In the Hand of Dante (book; 2002)
By Nick Tosches
Little, Brown and Company / ISBN: 0-316-89524-5
This book originally came to my attention after reading the 2000 nonfiction piece The Last Opium Den, in which edgy novelist Nick Tosches was sent by Vanity Fair magazine to rural Asia on the eve of the millennium, to find out if any honest-to-God opium dens still actually exist anywhere in the world (in short: not really); that got me interested in actually reading one of Tosches' edgy novels, for example this one, which supposedly centers around the discovery of the original manuscript for Dante's The Divine Comedy in the basement of the Vatican library, which is then stolen and ends up in the hands of a circle of low-end drug dealers and thugs in New York. Yeah, sounds pretty interesting, right? But the truth is that I barely made it through the first 50 pages of In the Hand of Dante before giving up; and that's because Tosches' writing style is surprisingly immature and cliched, given his long and well-respected career, something that sounds more like a teenaged suburbanite trying to appear tough and edgy, instead of a middle-aged grizzled underground veteran who actually is tough and edgy (as Tosches actually is -- seriously, check out his bio sometime, it's fascinating). A real disappointment, given how good The Last Opium Den was, and the high esteem he enjoys among a certain crowd of edgy literature lovers.
Out of 10: 3.3
Religious Literacy: What Every American Needs to Know -- And Doesn't (book; 2007)
By Stephen Prothero
HarperSanFrancisco / ISBN: 978-0-06084-670-1
I had been really looking forward to reading this book ever since first hearing about it; it's a supposed beginner's guide to the world's major religions, explaining to us stupid Americans the basic tenets behind such complicated subjects as the gods of Hinduism, the morality of Islam, the ten commandments of Christianity, etc etc.

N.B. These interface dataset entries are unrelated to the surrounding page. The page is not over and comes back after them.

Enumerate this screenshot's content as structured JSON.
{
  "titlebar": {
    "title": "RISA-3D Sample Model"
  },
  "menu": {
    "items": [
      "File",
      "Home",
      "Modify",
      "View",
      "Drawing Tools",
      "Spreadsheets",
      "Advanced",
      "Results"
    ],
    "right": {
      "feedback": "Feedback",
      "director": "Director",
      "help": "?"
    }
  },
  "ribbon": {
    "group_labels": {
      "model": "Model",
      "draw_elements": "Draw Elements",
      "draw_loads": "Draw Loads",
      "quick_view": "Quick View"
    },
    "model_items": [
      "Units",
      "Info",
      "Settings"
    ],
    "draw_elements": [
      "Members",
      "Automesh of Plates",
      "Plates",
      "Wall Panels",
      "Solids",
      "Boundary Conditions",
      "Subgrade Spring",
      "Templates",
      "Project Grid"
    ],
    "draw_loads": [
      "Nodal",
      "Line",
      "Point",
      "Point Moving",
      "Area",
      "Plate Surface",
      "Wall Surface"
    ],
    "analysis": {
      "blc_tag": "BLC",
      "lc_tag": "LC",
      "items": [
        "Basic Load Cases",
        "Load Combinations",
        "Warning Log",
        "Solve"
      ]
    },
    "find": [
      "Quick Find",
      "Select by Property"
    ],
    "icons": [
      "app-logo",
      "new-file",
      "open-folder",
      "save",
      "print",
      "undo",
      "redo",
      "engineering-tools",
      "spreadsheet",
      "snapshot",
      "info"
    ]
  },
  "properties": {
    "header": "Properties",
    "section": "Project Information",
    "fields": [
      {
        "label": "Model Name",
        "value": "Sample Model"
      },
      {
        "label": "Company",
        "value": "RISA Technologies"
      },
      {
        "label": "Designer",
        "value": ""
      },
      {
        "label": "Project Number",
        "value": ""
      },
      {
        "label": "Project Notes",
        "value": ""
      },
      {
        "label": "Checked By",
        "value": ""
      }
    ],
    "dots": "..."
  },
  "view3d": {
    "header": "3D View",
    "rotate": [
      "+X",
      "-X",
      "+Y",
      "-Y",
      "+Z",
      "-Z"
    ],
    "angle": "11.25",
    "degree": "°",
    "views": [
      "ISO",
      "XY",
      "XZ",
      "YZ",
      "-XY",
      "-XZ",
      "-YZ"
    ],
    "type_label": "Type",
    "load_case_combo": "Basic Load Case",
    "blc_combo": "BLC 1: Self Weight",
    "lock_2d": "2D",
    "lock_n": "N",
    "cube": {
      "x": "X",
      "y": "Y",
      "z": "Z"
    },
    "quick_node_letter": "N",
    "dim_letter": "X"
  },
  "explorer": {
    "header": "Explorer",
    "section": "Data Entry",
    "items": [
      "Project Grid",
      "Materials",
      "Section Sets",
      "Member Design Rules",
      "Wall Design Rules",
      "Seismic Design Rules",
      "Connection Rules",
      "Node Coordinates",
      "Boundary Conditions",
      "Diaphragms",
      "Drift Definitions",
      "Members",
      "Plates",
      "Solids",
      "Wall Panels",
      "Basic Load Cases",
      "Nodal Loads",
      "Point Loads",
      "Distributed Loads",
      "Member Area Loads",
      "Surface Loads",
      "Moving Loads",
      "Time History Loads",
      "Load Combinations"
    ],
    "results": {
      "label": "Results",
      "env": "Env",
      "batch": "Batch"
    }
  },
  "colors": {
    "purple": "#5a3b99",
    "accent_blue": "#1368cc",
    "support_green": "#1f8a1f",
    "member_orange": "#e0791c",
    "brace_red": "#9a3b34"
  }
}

But it turns out that this book is not that at all; it is instead mostly an insulting and patronizing lecture about what a bunch of morons almost all Americans are, and how we should all be ashamed of ourselves for daring to speak in public about the issue of religion in the first place. And that's...true, don't get me wrong, but was not the book I was expecting to read, nor the kind of book I have any interest in reading; I already get that most Americans are horribly ignorant when it comes to these issues, including myself, which is the whole reason I picked the book up in the first place. And sure, there actually is a section of this book that tries to explain these basic issues about world religions; but not only does it take up less than a third of the entire manuscript, but also follows no logical sense whatsoever, with the author instead merely giving us a series of dictionary entries listed in mere alphabetical order, giving us no sense of how these topics relate to each other but merely spitting out just enough information for us to not look like idiots at cocktail parties. This book is not only worthless from a practical standpoint, but edges on offensive to anyone who dares to bother taking an interest in it; I recommend skipping it altogether, and sticking to Wikipedia when it comes to learning the basics of the world's major religions.
Out of 10: 2.5